-------- Supplied information

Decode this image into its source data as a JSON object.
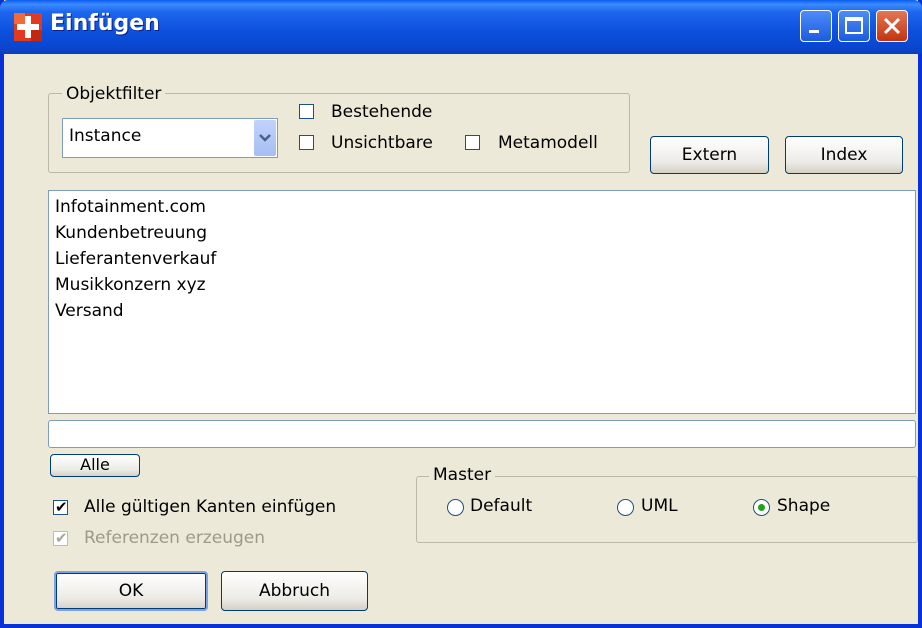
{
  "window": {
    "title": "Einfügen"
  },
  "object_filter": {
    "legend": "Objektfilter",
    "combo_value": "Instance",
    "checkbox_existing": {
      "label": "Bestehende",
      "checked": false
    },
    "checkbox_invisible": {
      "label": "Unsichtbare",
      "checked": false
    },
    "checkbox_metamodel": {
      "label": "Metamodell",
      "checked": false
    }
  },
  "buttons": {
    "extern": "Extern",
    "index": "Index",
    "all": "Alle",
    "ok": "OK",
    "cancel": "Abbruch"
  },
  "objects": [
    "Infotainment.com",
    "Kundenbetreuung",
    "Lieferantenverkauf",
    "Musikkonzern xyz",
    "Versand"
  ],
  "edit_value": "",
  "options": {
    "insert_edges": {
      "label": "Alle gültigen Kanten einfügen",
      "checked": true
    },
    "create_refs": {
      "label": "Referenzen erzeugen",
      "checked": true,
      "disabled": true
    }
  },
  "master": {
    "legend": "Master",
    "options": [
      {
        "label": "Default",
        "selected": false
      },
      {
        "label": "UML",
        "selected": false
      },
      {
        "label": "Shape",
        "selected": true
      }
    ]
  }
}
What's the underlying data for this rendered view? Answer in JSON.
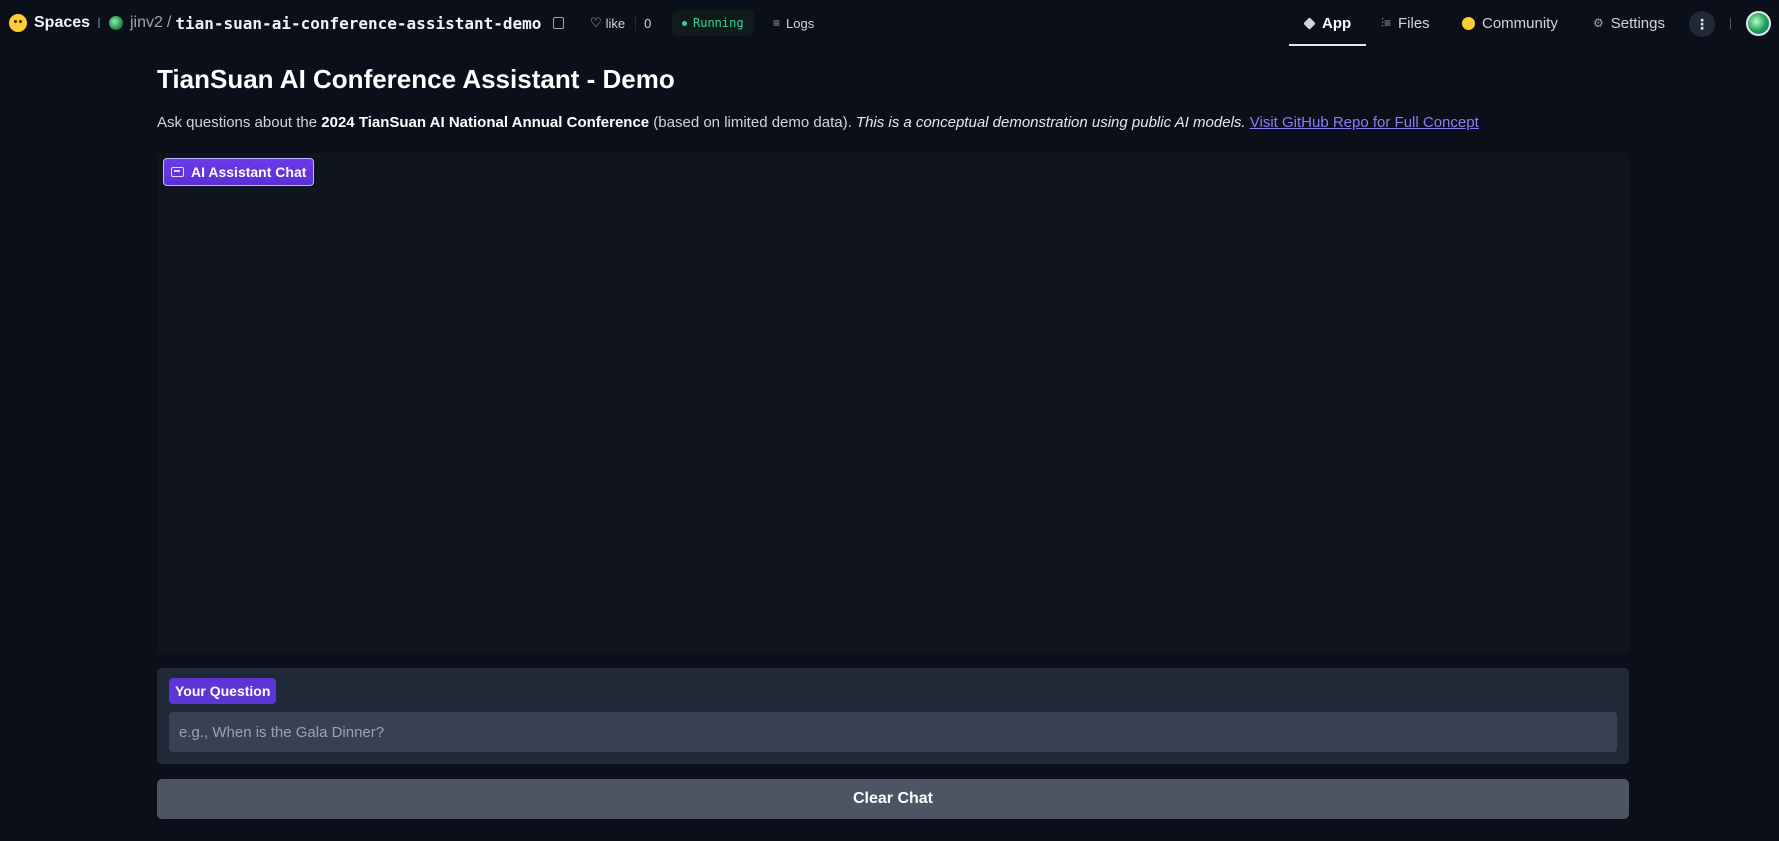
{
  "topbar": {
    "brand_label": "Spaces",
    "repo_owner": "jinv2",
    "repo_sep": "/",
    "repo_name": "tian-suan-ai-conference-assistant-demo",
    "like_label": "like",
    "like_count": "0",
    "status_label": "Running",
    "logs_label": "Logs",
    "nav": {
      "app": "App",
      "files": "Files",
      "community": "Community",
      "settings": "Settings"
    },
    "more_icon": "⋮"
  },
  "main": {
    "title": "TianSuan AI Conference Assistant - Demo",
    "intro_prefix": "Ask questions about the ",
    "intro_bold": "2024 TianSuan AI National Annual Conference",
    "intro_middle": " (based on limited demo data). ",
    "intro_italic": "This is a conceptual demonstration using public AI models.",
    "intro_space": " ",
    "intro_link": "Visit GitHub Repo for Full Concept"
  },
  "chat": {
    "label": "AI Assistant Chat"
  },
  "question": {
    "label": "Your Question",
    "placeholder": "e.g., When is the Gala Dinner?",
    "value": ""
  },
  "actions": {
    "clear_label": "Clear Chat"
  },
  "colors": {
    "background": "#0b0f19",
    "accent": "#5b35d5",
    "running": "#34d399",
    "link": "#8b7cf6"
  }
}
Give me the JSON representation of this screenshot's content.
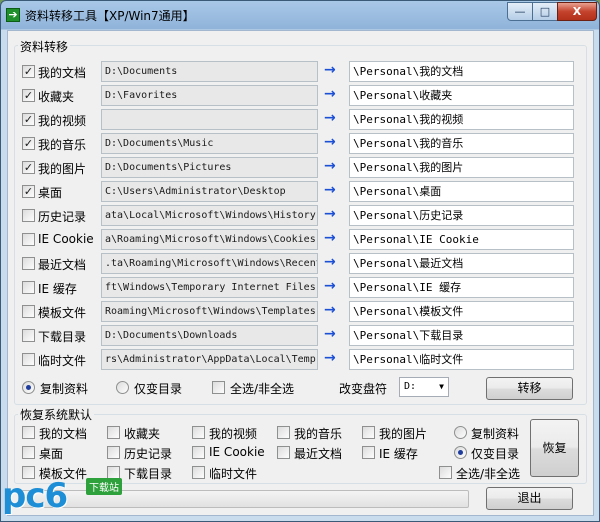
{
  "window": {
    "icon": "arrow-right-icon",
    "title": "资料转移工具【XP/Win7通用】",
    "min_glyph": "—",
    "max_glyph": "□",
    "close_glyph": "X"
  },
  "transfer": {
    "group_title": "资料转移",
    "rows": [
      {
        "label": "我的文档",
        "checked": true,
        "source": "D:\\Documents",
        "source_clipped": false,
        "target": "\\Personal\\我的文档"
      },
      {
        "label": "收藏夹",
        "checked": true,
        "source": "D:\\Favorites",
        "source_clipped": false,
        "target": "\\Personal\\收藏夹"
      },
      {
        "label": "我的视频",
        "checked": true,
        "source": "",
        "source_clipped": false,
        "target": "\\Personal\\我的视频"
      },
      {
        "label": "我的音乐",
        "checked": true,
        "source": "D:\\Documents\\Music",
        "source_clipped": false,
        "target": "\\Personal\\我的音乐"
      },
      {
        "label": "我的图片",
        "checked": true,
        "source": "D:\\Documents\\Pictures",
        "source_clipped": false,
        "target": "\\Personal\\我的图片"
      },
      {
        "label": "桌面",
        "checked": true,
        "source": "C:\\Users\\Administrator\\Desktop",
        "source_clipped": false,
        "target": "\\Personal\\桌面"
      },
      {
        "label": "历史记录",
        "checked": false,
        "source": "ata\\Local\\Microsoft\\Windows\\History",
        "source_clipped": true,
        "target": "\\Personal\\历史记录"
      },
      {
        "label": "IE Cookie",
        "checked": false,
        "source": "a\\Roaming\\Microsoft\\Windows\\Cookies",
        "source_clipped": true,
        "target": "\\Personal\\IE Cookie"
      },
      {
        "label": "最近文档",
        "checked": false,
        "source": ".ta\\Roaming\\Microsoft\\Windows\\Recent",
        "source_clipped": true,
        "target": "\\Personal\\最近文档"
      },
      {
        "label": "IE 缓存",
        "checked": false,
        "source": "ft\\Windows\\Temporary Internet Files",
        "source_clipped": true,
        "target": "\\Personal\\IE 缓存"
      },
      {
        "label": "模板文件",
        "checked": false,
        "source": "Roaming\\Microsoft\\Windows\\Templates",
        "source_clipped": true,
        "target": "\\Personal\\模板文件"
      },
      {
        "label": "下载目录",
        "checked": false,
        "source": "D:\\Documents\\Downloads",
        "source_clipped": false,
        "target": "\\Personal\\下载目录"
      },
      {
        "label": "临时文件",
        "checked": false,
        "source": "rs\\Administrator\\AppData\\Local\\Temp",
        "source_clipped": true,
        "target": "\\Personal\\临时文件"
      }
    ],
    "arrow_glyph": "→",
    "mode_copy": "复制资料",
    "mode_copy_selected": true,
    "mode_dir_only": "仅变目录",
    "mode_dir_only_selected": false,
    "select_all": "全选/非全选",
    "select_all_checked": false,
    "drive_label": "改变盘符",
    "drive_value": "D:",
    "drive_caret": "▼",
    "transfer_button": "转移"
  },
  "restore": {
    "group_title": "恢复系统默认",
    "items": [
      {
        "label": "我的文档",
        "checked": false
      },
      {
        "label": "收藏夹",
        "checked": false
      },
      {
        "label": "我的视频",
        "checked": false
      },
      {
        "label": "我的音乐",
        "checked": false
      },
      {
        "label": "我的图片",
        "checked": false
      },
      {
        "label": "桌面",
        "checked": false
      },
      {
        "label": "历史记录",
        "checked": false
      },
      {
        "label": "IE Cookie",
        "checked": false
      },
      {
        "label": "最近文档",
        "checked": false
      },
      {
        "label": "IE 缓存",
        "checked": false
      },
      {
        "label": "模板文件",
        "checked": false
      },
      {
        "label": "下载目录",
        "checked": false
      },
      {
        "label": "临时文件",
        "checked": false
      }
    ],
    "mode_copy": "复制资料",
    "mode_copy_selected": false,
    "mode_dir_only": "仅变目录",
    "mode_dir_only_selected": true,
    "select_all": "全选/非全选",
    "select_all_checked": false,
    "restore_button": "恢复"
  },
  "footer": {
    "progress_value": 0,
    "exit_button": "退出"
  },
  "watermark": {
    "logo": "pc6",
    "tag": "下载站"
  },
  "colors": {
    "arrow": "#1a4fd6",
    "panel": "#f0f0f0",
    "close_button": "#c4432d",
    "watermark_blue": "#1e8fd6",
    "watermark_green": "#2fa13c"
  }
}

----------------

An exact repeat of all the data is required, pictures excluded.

*Written solution*
Decode this image into its source data as a JSON object.
{
  "window": {
    "title": "Einfügen"
  },
  "object_filter": {
    "legend": "Objektfilter",
    "combo_value": "Instance",
    "checkbox_existing": {
      "label": "Bestehende",
      "checked": false
    },
    "checkbox_invisible": {
      "label": "Unsichtbare",
      "checked": false
    },
    "checkbox_metamodel": {
      "label": "Metamodell",
      "checked": false
    }
  },
  "buttons": {
    "extern": "Extern",
    "index": "Index",
    "all": "Alle",
    "ok": "OK",
    "cancel": "Abbruch"
  },
  "objects": [
    "Infotainment.com",
    "Kundenbetreuung",
    "Lieferantenverkauf",
    "Musikkonzern xyz",
    "Versand"
  ],
  "edit_value": "",
  "options": {
    "insert_edges": {
      "label": "Alle gültigen Kanten einfügen",
      "checked": true
    },
    "create_refs": {
      "label": "Referenzen erzeugen",
      "checked": true,
      "disabled": true
    }
  },
  "master": {
    "legend": "Master",
    "options": [
      {
        "label": "Default",
        "selected": false
      },
      {
        "label": "UML",
        "selected": false
      },
      {
        "label": "Shape",
        "selected": true
      }
    ]
  }
}
What's the underlying data for this rendered view? Answer in JSON.
{
  "topbar": {
    "brand_label": "Spaces",
    "repo_owner": "jinv2",
    "repo_sep": "/",
    "repo_name": "tian-suan-ai-conference-assistant-demo",
    "like_label": "like",
    "like_count": "0",
    "status_label": "Running",
    "logs_label": "Logs",
    "nav": {
      "app": "App",
      "files": "Files",
      "community": "Community",
      "settings": "Settings"
    },
    "more_icon": "⋮"
  },
  "main": {
    "title": "TianSuan AI Conference Assistant - Demo",
    "intro_prefix": "Ask questions about the ",
    "intro_bold": "2024 TianSuan AI National Annual Conference",
    "intro_middle": " (based on limited demo data). ",
    "intro_italic": "This is a conceptual demonstration using public AI models.",
    "intro_space": " ",
    "intro_link": "Visit GitHub Repo for Full Concept"
  },
  "chat": {
    "label": "AI Assistant Chat"
  },
  "question": {
    "label": "Your Question",
    "placeholder": "e.g., When is the Gala Dinner?",
    "value": ""
  },
  "actions": {
    "clear_label": "Clear Chat"
  },
  "colors": {
    "background": "#0b0f19",
    "accent": "#5b35d5",
    "running": "#34d399",
    "link": "#8b7cf6"
  }
}
Give me the JSON representation of this screenshot's content.
{
  "window": {
    "icon": "arrow-right-icon",
    "title": "资料转移工具【XP/Win7通用】",
    "min_glyph": "—",
    "max_glyph": "□",
    "close_glyph": "X"
  },
  "transfer": {
    "group_title": "资料转移",
    "rows": [
      {
        "label": "我的文档",
        "checked": true,
        "source": "D:\\Documents",
        "source_clipped": false,
        "target": "\\Personal\\我的文档"
      },
      {
        "label": "收藏夹",
        "checked": true,
        "source": "D:\\Favorites",
        "source_clipped": false,
        "target": "\\Personal\\收藏夹"
      },
      {
        "label": "我的视频",
        "checked": true,
        "source": "",
        "source_clipped": false,
        "target": "\\Personal\\我的视频"
      },
      {
        "label": "我的音乐",
        "checked": true,
        "source": "D:\\Documents\\Music",
        "source_clipped": false,
        "target": "\\Personal\\我的音乐"
      },
      {
        "label": "我的图片",
        "checked": true,
        "source": "D:\\Documents\\Pictures",
        "source_clipped": false,
        "target": "\\Personal\\我的图片"
      },
      {
        "label": "桌面",
        "checked": true,
        "source": "C:\\Users\\Administrator\\Desktop",
        "source_clipped": false,
        "target": "\\Personal\\桌面"
      },
      {
        "label": "历史记录",
        "checked": false,
        "source": "ata\\Local\\Microsoft\\Windows\\History",
        "source_clipped": true,
        "target": "\\Personal\\历史记录"
      },
      {
        "label": "IE Cookie",
        "checked": false,
        "source": "a\\Roaming\\Microsoft\\Windows\\Cookies",
        "source_clipped": true,
        "target": "\\Personal\\IE Cookie"
      },
      {
        "label": "最近文档",
        "checked": false,
        "source": ".ta\\Roaming\\Microsoft\\Windows\\Recent",
        "source_clipped": true,
        "target": "\\Personal\\最近文档"
      },
      {
        "label": "IE 缓存",
        "checked": false,
        "source": "ft\\Windows\\Temporary Internet Files",
        "source_clipped": true,
        "target": "\\Personal\\IE 缓存"
      },
      {
        "label": "模板文件",
        "checked": false,
        "source": "Roaming\\Microsoft\\Windows\\Templates",
        "source_clipped": true,
        "target": "\\Personal\\模板文件"
      },
      {
        "label": "下载目录",
        "checked": false,
        "source": "D:\\Documents\\Downloads",
        "source_clipped": false,
        "target": "\\Personal\\下载目录"
      },
      {
        "label": "临时文件",
        "checked": false,
        "source": "rs\\Administrator\\AppData\\Local\\Temp",
        "source_clipped": true,
        "target": "\\Personal\\临时文件"
      }
    ],
    "arrow_glyph": "→",
    "mode_copy": "复制资料",
    "mode_copy_selected": true,
    "mode_dir_only": "仅变目录",
    "mode_dir_only_selected": false,
    "select_all": "全选/非全选",
    "select_all_checked": false,
    "drive_label": "改变盘符",
    "drive_value": "D:",
    "drive_caret": "▼",
    "transfer_button": "转移"
  },
  "restore": {
    "group_title": "恢复系统默认",
    "items": [
      {
        "label": "我的文档",
        "checked": false
      },
      {
        "label": "收藏夹",
        "checked": false
      },
      {
        "label": "我的视频",
        "checked": false
      },
      {
        "label": "我的音乐",
        "checked": false
      },
      {
        "label": "我的图片",
        "checked": false
      },
      {
        "label": "桌面",
        "checked": false
      },
      {
        "label": "历史记录",
        "checked": false
      },
      {
        "label": "IE Cookie",
        "checked": false
      },
      {
        "label": "最近文档",
        "checked": false
      },
      {
        "label": "IE 缓存",
        "checked": false
      },
      {
        "label": "模板文件",
        "checked": false
      },
      {
        "label": "下载目录",
        "checked": false
      },
      {
        "label": "临时文件",
        "checked": false
      }
    ],
    "mode_copy": "复制资料",
    "mode_copy_selected": false,
    "mode_dir_only": "仅变目录",
    "mode_dir_only_selected": true,
    "select_all": "全选/非全选",
    "select_all_checked": false,
    "restore_button": "恢复"
  },
  "footer": {
    "progress_value": 0,
    "exit_button": "退出"
  },
  "watermark": {
    "logo": "pc6",
    "tag": "下载站"
  },
  "colors": {
    "arrow": "#1a4fd6",
    "panel": "#f0f0f0",
    "close_button": "#c4432d",
    "watermark_blue": "#1e8fd6",
    "watermark_green": "#2fa13c"
  }
}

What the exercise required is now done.